The Interfaith Leadership Council welcomed over 300 guests to its fifth annual awards dinner on Oct. 25. Top honorees included Rip Rapson President and CEO- Kresge Foundation who received the Dr. Dan Hart Krichbaum Visionary Civic Leader Award; Hajj Eide Alawan Interfaith and Outreach Officer- Islamic Center of America who received the Community Service Award; and The Interfaith Scholars Colloquoy, recipient of the Interfaith Leadership Award.
Rapson humbly received his award at an evening emceed by Rochelle Riley of the Detroit Free Press by delivering a heartfelt and straightforward keynote, where he spoke of the importance of interfaith partnership and dialogue amidst the backdrop of the last year of a political climate that in his words has been “an assault” on the values of understanding, decency and compassion that Americans hold dear.
“We have been catapulted into an existential crisis that forces each of us to look inward, to excavate the unalterable bedrock of our faith . . . of our values … of what we stand for,” Rapson said. “That is the why the (Interfaith) Council and all it does and represents is so terribly important.
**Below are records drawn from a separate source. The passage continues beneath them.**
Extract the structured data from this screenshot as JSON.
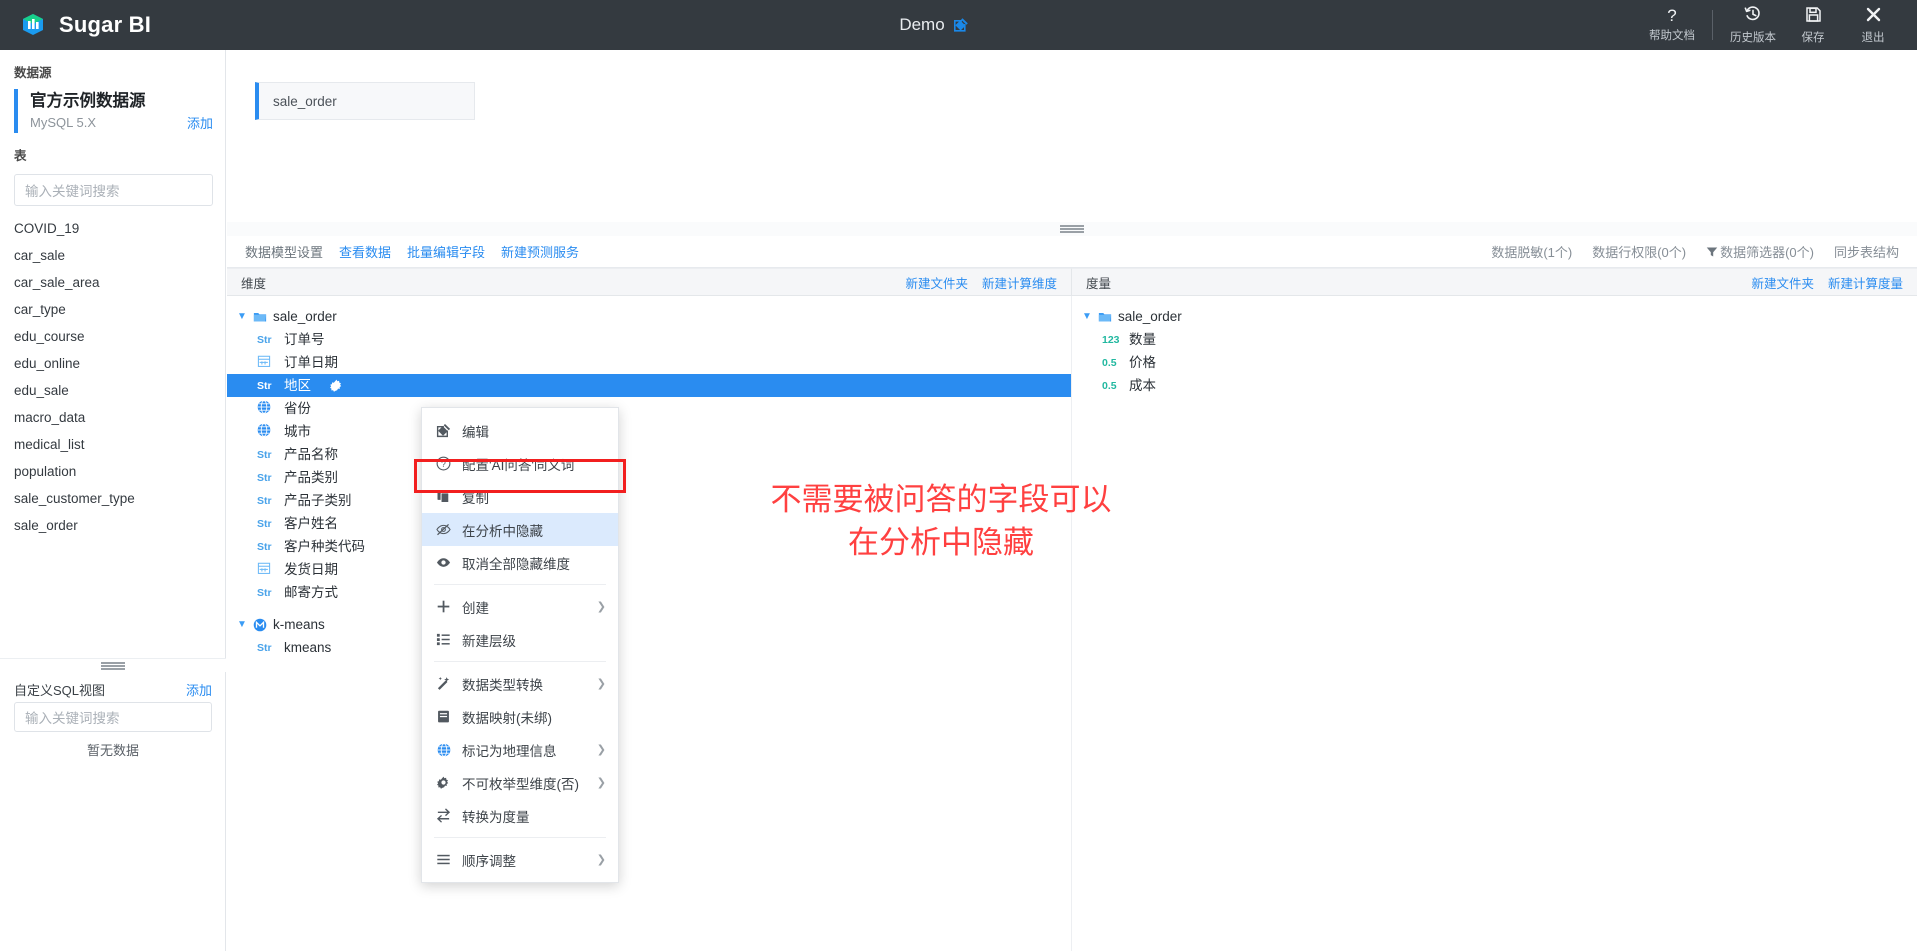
{
  "header": {
    "brand": "Sugar BI",
    "logo_icon": "cube-logo-icon",
    "doc_title": "Demo",
    "edit_icon": "edit-pencil-icon",
    "actions": [
      {
        "icon": "question-mark-icon",
        "glyph": "?",
        "label": "帮助文档"
      },
      {
        "icon": "history-clock-icon",
        "glyph": "",
        "label": "历史版本"
      },
      {
        "icon": "save-floppy-icon",
        "glyph": "",
        "label": "保存"
      },
      {
        "icon": "close-x-icon",
        "glyph": "✕",
        "label": "退出"
      }
    ]
  },
  "sidebar": {
    "datasource_label": "数据源",
    "datasource": {
      "name": "官方示例数据源",
      "sub": "MySQL 5.X",
      "add_label": "添加"
    },
    "tables_label": "表",
    "table_search_placeholder": "输入关键词搜索",
    "tables": [
      "COVID_19",
      "car_sale",
      "car_sale_area",
      "car_type",
      "edu_course",
      "edu_online",
      "edu_sale",
      "macro_data",
      "medical_list",
      "population",
      "sale_customer_type",
      "sale_order"
    ],
    "sqlview": {
      "title": "自定义SQL视图",
      "add_label": "添加",
      "search_placeholder": "输入关键词搜索",
      "empty_text": "暂无数据"
    }
  },
  "canvas": {
    "node_label": "sale_order"
  },
  "model_toolbar": {
    "left": [
      {
        "text": "数据模型设置",
        "link": false
      },
      {
        "text": "查看数据",
        "link": true
      },
      {
        "text": "批量编辑字段",
        "link": true
      },
      {
        "text": "新建预测服务",
        "link": true
      }
    ],
    "right": [
      {
        "text": "数据脱敏(1个)",
        "icon": ""
      },
      {
        "text": "数据行权限(0个)",
        "icon": ""
      },
      {
        "text": "数据筛选器(0个)",
        "icon": "filter-funnel-icon"
      },
      {
        "text": "同步表结构",
        "icon": ""
      }
    ]
  },
  "dimension_panel": {
    "title": "维度",
    "links": [
      "新建文件夹",
      "新建计算维度"
    ],
    "groups": [
      {
        "name": "sale_order",
        "icon": "folder-icon",
        "fields": [
          {
            "label": "订单号",
            "type": "Str",
            "icon": "string-type-icon"
          },
          {
            "label": "订单日期",
            "type": "date",
            "icon": "calendar-icon"
          },
          {
            "label": "地区",
            "type": "Str",
            "icon": "string-type-icon",
            "selected": true,
            "gear": "gear-icon"
          },
          {
            "label": "省份",
            "type": "geo",
            "icon": "globe-icon"
          },
          {
            "label": "城市",
            "type": "geo",
            "icon": "globe-icon"
          },
          {
            "label": "产品名称",
            "type": "Str",
            "icon": "string-type-icon"
          },
          {
            "label": "产品类别",
            "type": "Str",
            "icon": "string-type-icon"
          },
          {
            "label": "产品子类别",
            "type": "Str",
            "icon": "string-type-icon"
          },
          {
            "label": "客户姓名",
            "type": "Str",
            "icon": "string-type-icon"
          },
          {
            "label": "客户种类代码",
            "type": "Str",
            "icon": "string-type-icon"
          },
          {
            "label": "发货日期",
            "type": "date",
            "icon": "calendar-icon"
          },
          {
            "label": "邮寄方式",
            "type": "Str",
            "icon": "string-type-icon"
          }
        ]
      },
      {
        "name": "k-means",
        "icon": "model-circle-icon",
        "fields": [
          {
            "label": "kmeans",
            "type": "Str",
            "icon": "string-type-icon"
          }
        ]
      }
    ]
  },
  "measure_panel": {
    "title": "度量",
    "links": [
      "新建文件夹",
      "新建计算度量"
    ],
    "groups": [
      {
        "name": "sale_order",
        "icon": "folder-icon",
        "fields": [
          {
            "label": "数量",
            "type": "123",
            "icon": "integer-type-icon"
          },
          {
            "label": "价格",
            "type": "0.5",
            "icon": "decimal-type-icon"
          },
          {
            "label": "成本",
            "type": "0.5",
            "icon": "decimal-type-icon"
          }
        ]
      }
    ]
  },
  "context_menu": {
    "items": [
      {
        "label": "编辑",
        "icon": "edit-square-icon",
        "arrow": false,
        "active": false,
        "sep_after": false
      },
      {
        "label": "配置'AI问答'同义词",
        "icon": "question-circle-icon",
        "arrow": false,
        "active": false,
        "sep_after": false
      },
      {
        "label": "复制",
        "icon": "copy-icon",
        "arrow": false,
        "active": false,
        "sep_after": false
      },
      {
        "label": "在分析中隐藏",
        "icon": "eye-slash-icon",
        "arrow": false,
        "active": true,
        "sep_after": false
      },
      {
        "label": "取消全部隐藏维度",
        "icon": "eye-icon",
        "arrow": false,
        "active": false,
        "sep_after": true
      },
      {
        "label": "创建",
        "icon": "plus-icon",
        "arrow": true,
        "active": false,
        "sep_after": false
      },
      {
        "label": "新建层级",
        "icon": "hierarchy-icon",
        "arrow": false,
        "active": false,
        "sep_after": true
      },
      {
        "label": "数据类型转换",
        "icon": "magic-wand-icon",
        "arrow": true,
        "active": false,
        "sep_after": false
      },
      {
        "label": "数据映射(未绑)",
        "icon": "book-icon",
        "arrow": false,
        "active": false,
        "sep_after": false
      },
      {
        "label": "标记为地理信息",
        "icon": "globe-icon",
        "arrow": true,
        "active": false,
        "sep_after": false
      },
      {
        "label": "不可枚举型维度(否)",
        "icon": "gear-icon",
        "arrow": true,
        "active": false,
        "sep_after": false
      },
      {
        "label": "转换为度量",
        "icon": "swap-arrows-icon",
        "arrow": false,
        "active": false,
        "sep_after": true
      },
      {
        "label": "顺序调整",
        "icon": "list-lines-icon",
        "arrow": true,
        "active": false,
        "sep_after": false
      }
    ]
  },
  "annotation": {
    "line1": "不需要被问答的字段可以",
    "line2": "在分析中隐藏",
    "color": "#ff4040"
  },
  "colors": {
    "accent": "#2a8cf0",
    "header_bg": "#343a40",
    "selected_row": "#2a8cf0",
    "measure_type": "#22b8a0",
    "highlight_border": "#f21f1f"
  }
}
You are joined in your efforts … by other organizations and institutions that share an abiding belief that our every action must reflect what we believe to be good and true and just.”
Rapson said that the Kresge Foundation’s values – which include opportunities that stand in opposition to racial and economic barriers; problem solving through the wisdom of intergenerational exchange and embracing the dignity and worth of the individual regardless of race, religion or orientation, among others – can serve the Detroit interfaith community in a continued and shared mission of building non-profit and civic infrastructures.
In a climate of political divisiveness and at a time when all decency seems to be “under assault,” Rapson continued that the outreach work of faith communities – either within their own religions or partnering in interfaith efforts – is more important than ever.
“The power of places of sanctuary will only grow in importance as disenfranchised, threatened, and often deeply disempowered communities look for physical, spiritual, and emotional shelter and support,” Rapson said. “The symbolic importance of who is gathered in this room tonight reflects just how central a role our mosques, churches, synagogues, and temples already play in safeguarding individual and group expression and affirmation through the warrant of worship.”
IFLC President Raman Singh said she was happy to be in the company of many old and new friends and was inspired by the words of the awardees. A veteran in interfaith work, Singh, who is a Sikh, became involved in interfaith work early in her life because of her father’s involvement in some of the early interfaith prayer services in Metro Detroit in the 1980’s and 1990’s. She became involved in IFLC when her now college-aged son participated in the organization’s 7th Grade Religious Diversity Journeys program and was also an early panelist and regular on Interfaith Odyssey for 12 years.
“From the breadth of longevity and insight of the Scholar’s Colloquy to Alwan’s lifelong commitment to interfaith work and building coalitions to Rapson’s eloquent comment on the current social situation and his call to action, I feel blessed for us all to have been together for one evening in such a diverse, multigenerational group.”
IFLC founder Bob Bruttell describes these evenings as “family reunions.” He said that attendees were inspired by Rapson’s powerful words as well as heartened by the music provided by Dearborn’s own Lu Fuki and the Divine Presence, a Dearborn-based jazz fusion band.
“When you looked around at the diversity in the room, including the musicians performing in the front of the room, it reflected back upon the diversity of our great Detroit community,” Bruttell said. “It gives you the idea of what our interfaith family truly looks like and just how welcoming this family is. I hope the evening leaves our family energized and inspired to continue the work that’s ahead of us.”
Newcomers to the dinner included Eugene McDonald, who sits on the board of the Detroit Repertory Theater. McDonald also remarked on the evening’s welcoming atmosphere and “the overall feeling of love in the room.”
“This is my first experience with the Interfaith Council and came not knowing many people. But I felt no pretense and no boundaries as many people who did not recognize me came up to greet me,” said McDonald, whose work includes helping at-risk youth learn about conflict resolution through the world of theater. “For me it was overwhelming to see the diversity and love in the room, accepting and celebrating each other’s differences. “
George Alcser, Professor Emeritus of Philosophy & Religious Studies at Marygrove College and member of the Interfaith Scholars’ Colloquy, said he welcomed the recognition of the Colloquy’s work and shares the IFLC’s vision and commitment to community and living a life grounded in respectful dialog and mutual understanding.
“We are humbled that you recognize and support our work in steadfast obligation to practice scholarship and focused, critical, and substantive analysis of the issues that unite and divide us. Our service to society is indispensable work toward a future of justice and peace.”